- WORK INSTRUCTIONS -
Repeat all of the data precisely.

- INFORMATION SUPPLIED -
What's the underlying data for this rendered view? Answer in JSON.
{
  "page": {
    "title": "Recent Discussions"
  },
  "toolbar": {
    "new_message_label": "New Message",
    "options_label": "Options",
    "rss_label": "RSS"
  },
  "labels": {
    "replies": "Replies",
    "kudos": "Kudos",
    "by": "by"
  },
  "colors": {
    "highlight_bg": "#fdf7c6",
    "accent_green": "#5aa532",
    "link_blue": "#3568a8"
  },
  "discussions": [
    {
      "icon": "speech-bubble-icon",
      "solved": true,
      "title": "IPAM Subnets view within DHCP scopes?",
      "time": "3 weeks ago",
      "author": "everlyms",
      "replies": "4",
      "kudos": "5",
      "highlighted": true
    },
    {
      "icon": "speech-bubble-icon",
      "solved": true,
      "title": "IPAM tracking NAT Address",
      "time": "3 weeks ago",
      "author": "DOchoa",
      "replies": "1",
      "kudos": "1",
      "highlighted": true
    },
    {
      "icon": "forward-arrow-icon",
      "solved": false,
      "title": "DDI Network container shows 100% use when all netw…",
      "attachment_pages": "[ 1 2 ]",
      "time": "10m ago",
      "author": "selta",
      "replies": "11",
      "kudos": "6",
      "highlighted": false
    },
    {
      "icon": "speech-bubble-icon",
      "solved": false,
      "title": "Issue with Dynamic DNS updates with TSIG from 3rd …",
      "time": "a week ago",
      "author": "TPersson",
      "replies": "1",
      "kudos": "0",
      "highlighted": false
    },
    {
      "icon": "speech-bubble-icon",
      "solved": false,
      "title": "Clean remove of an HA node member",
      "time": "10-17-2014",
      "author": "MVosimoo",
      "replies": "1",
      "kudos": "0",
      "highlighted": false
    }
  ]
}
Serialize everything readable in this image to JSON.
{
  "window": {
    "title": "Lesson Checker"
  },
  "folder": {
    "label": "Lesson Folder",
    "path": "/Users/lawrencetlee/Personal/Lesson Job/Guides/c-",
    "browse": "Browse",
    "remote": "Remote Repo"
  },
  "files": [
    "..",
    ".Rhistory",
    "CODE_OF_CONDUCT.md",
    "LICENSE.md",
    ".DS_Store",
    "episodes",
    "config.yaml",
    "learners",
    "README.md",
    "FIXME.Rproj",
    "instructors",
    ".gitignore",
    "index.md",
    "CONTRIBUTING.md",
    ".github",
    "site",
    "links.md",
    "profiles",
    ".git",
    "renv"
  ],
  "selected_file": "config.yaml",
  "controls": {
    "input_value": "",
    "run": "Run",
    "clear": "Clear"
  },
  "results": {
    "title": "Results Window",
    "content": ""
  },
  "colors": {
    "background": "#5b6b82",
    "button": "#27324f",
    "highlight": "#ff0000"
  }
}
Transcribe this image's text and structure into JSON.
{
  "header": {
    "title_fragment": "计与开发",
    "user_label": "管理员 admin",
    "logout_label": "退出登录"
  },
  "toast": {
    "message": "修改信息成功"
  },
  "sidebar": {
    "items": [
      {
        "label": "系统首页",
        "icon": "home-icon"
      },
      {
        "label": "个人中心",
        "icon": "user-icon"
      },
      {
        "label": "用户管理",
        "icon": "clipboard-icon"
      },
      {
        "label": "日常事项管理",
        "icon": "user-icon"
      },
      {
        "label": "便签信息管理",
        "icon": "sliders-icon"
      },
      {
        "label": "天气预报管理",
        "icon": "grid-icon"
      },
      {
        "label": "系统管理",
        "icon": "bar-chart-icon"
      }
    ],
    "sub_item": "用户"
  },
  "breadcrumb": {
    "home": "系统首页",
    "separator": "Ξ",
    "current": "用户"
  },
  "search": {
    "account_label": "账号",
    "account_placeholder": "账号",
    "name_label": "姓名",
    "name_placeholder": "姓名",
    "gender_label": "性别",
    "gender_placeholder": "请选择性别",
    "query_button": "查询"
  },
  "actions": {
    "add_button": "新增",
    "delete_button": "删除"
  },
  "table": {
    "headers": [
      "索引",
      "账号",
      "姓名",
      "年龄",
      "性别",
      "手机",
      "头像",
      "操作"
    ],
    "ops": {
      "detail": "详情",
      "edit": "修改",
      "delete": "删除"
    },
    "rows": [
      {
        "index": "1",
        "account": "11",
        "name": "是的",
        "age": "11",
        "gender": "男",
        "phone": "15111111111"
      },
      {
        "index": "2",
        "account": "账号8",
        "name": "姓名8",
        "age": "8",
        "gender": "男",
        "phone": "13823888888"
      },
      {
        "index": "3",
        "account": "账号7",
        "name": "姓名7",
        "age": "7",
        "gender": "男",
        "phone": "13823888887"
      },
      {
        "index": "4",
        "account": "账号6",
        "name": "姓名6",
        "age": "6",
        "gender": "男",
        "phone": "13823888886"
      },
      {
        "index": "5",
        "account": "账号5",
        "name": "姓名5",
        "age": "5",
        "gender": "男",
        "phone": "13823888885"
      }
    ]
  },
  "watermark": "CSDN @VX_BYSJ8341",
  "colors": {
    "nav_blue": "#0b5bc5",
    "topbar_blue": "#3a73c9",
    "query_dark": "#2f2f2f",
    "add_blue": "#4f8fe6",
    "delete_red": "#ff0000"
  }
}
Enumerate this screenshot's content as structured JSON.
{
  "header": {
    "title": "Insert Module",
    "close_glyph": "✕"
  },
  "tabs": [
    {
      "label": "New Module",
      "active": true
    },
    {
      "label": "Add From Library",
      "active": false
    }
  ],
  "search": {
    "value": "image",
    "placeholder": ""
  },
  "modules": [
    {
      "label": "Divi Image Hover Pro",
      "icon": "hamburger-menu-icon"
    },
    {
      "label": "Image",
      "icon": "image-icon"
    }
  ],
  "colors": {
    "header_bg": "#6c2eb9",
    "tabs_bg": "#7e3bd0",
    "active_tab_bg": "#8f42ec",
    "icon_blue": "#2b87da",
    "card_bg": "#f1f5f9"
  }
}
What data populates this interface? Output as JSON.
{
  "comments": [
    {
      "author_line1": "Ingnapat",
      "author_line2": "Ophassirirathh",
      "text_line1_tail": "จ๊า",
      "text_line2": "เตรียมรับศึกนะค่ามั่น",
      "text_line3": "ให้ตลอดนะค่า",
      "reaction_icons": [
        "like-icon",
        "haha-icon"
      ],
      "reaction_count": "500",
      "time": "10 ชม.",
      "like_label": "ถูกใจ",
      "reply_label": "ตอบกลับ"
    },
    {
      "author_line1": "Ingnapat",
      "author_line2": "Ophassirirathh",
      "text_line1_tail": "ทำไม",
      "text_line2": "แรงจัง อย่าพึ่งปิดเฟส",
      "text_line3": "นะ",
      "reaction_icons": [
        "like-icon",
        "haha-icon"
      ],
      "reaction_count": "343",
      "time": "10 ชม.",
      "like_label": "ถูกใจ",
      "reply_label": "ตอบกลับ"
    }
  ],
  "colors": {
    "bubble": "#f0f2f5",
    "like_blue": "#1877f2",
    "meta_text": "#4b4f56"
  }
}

- SOLUTION FOR THIS EXERCISE -
What's the underlying data for this rendered view? Answer in JSON.
{
  "page": {
    "title": "Recent Discussions"
  },
  "toolbar": {
    "new_message_label": "New Message",
    "options_label": "Options",
    "rss_label": "RSS"
  },
  "labels": {
    "replies": "Replies",
    "kudos": "Kudos",
    "by": "by"
  },
  "colors": {
    "highlight_bg": "#fdf7c6",
    "accent_green": "#5aa532",
    "link_blue": "#3568a8"
  },
  "discussions": [
    {
      "icon": "speech-bubble-icon",
      "solved": true,
      "title": "IPAM Subnets view within DHCP scopes?",
      "time": "3 weeks ago",
      "author": "everlyms",
      "replies": "4",
      "kudos": "5",
      "highlighted": true
    },
    {
      "icon": "speech-bubble-icon",
      "solved": true,
      "title": "IPAM tracking NAT Address",
      "time": "3 weeks ago",
      "author": "DOchoa",
      "replies": "1",
      "kudos": "1",
      "highlighted": true
    },
    {
      "icon": "forward-arrow-icon",
      "solved": false,
      "title": "DDI Network container shows 100% use when all netw…",
      "attachment_pages": "[ 1 2 ]",
      "time": "10m ago",
      "author": "selta",
      "replies": "11",
      "kudos": "6",
      "highlighted": false
    },
    {
      "icon": "speech-bubble-icon",
      "solved": false,
      "title": "Issue with Dynamic DNS updates with TSIG from 3rd …",
      "time": "a week ago",
      "author": "TPersson",
      "replies": "1",
      "kudos": "0",
      "highlighted": false
    },
    {
      "icon": "speech-bubble-icon",
      "solved": false,
      "title": "Clean remove of an HA node member",
      "time": "10-17-2014",
      "author": "MVosimoo",
      "replies": "1",
      "kudos": "0",
      "highlighted": false
    }
  ]
}
Serialize everything readable in this image to JSON.
{
  "window": {
    "title": "Lesson Checker"
  },
  "folder": {
    "label": "Lesson Folder",
    "path": "/Users/lawrencetlee/Personal/Lesson Job/Guides/c-",
    "browse": "Browse",
    "remote": "Remote Repo"
  },
  "files": [
    "..",
    ".Rhistory",
    "CODE_OF_CONDUCT.md",
    "LICENSE.md",
    ".DS_Store",
    "episodes",
    "config.yaml",
    "learners",
    "README.md",
    "FIXME.Rproj",
    "instructors",
    ".gitignore",
    "index.md",
    "CONTRIBUTING.md",
    ".github",
    "site",
    "links.md",
    "profiles",
    ".git",
    "renv"
  ],
  "selected_file": "config.yaml",
  "controls": {
    "input_value": "",
    "run": "Run",
    "clear": "Clear"
  },
  "results": {
    "title": "Results Window",
    "content": ""
  },
  "colors": {
    "background": "#5b6b82",
    "button": "#27324f",
    "highlight": "#ff0000"
  }
}
Transcribe this image's text and structure into JSON.
{
  "header": {
    "title_fragment": "计与开发",
    "user_label": "管理员 admin",
    "logout_label": "退出登录"
  },
  "toast": {
    "message": "修改信息成功"
  },
  "sidebar": {
    "items": [
      {
        "label": "系统首页",
        "icon": "home-icon"
      },
      {
        "label": "个人中心",
        "icon": "user-icon"
      },
      {
        "label": "用户管理",
        "icon": "clipboard-icon"
      },
      {
        "label": "日常事项管理",
        "icon": "user-icon"
      },
      {
        "label": "便签信息管理",
        "icon": "sliders-icon"
      },
      {
        "label": "天气预报管理",
        "icon": "grid-icon"
      },
      {
        "label": "系统管理",
        "icon": "bar-chart-icon"
      }
    ],
    "sub_item": "用户"
  },
  "breadcrumb": {
    "home": "系统首页",
    "separator": "Ξ",
    "current": "用户"
  },
  "search": {
    "account_label": "账号",
    "account_placeholder": "账号",
    "name_label": "姓名",
    "name_placeholder": "姓名",
    "gender_label": "性别",
    "gender_placeholder": "请选择性别",
    "query_button": "查询"
  },
  "actions": {
    "add_button": "新增",
    "delete_button": "删除"
  },
  "table": {
    "headers": [
      "索引",
      "账号",
      "姓名",
      "年龄",
      "性别",
      "手机",
      "头像",
      "操作"
    ],
    "ops": {
      "detail": "详情",
      "edit": "修改",
      "delete": "删除"
    },
    "rows": [
      {
        "index": "1",
        "account": "11",
        "name": "是的",
        "age": "11",
        "gender": "男",
        "phone": "15111111111"
      },
      {
        "index": "2",
        "account": "账号8",
        "name": "姓名8",
        "age": "8",
        "gender": "男",
        "phone": "13823888888"
      },
      {
        "index": "3",
        "account": "账号7",
        "name": "姓名7",
        "age": "7",
        "gender": "男",
        "phone": "13823888887"
      },
      {
        "index": "4",
        "account": "账号6",
        "name": "姓名6",
        "age": "6",
        "gender": "男",
        "phone": "13823888886"
      },
      {
        "index": "5",
        "account": "账号5",
        "name": "姓名5",
        "age": "5",
        "gender": "男",
        "phone": "13823888885"
      }
    ]
  },
  "watermark": "CSDN @VX_BYSJ8341",
  "colors": {
    "nav_blue": "#0b5bc5",
    "topbar_blue": "#3a73c9",
    "query_dark": "#2f2f2f",
    "add_blue": "#4f8fe6",
    "delete_red": "#ff0000"
  }
}
Enumerate this screenshot's content as structured JSON.
{
  "header": {
    "title": "Insert Module",
    "close_glyph": "✕"
  },
  "tabs": [
    {
      "label": "New Module",
      "active": true
    },
    {
      "label": "Add From Library",
      "active": false
    }
  ],
  "search": {
    "value": "image",
    "placeholder": ""
  },
  "modules": [
    {
      "label": "Divi Image Hover Pro",
      "icon": "hamburger-menu-icon"
    },
    {
      "label": "Image",
      "icon": "image-icon"
    }
  ],
  "colors": {
    "header_bg": "#6c2eb9",
    "tabs_bg": "#7e3bd0",
    "active_tab_bg": "#8f42ec",
    "icon_blue": "#2b87da",
    "card_bg": "#f1f5f9"
  }
}
What data populates this interface? Output as JSON.
{
  "comments": [
    {
      "author_line1": "Ingnapat",
      "author_line2": "Ophassirirathh",
      "text_line1_tail": "จ๊า",
      "text_line2": "เตรียมรับศึกนะค่ามั่น",
      "text_line3": "ให้ตลอดนะค่า",
      "reaction_icons": [
        "like-icon",
        "haha-icon"
      ],
      "reaction_count": "500",
      "time": "10 ชม.",
      "like_label": "ถูกใจ",
      "reply_label": "ตอบกลับ"
    },
    {
      "author_line1": "Ingnapat",
      "author_line2": "Ophassirirathh",
      "text_line1_tail": "ทำไม",
      "text_line2": "แรงจัง อย่าพึ่งปิดเฟส",
      "text_line3": "นะ",
      "reaction_icons": [
        "like-icon",
        "haha-icon"
      ],
      "reaction_count": "343",
      "time": "10 ชม.",
      "like_label": "ถูกใจ",
      "reply_label": "ตอบกลับ"
    }
  ],
  "colors": {
    "bubble": "#f0f2f5",
    "like_blue": "#1877f2",
    "meta_text": "#4b4f56"
  }
}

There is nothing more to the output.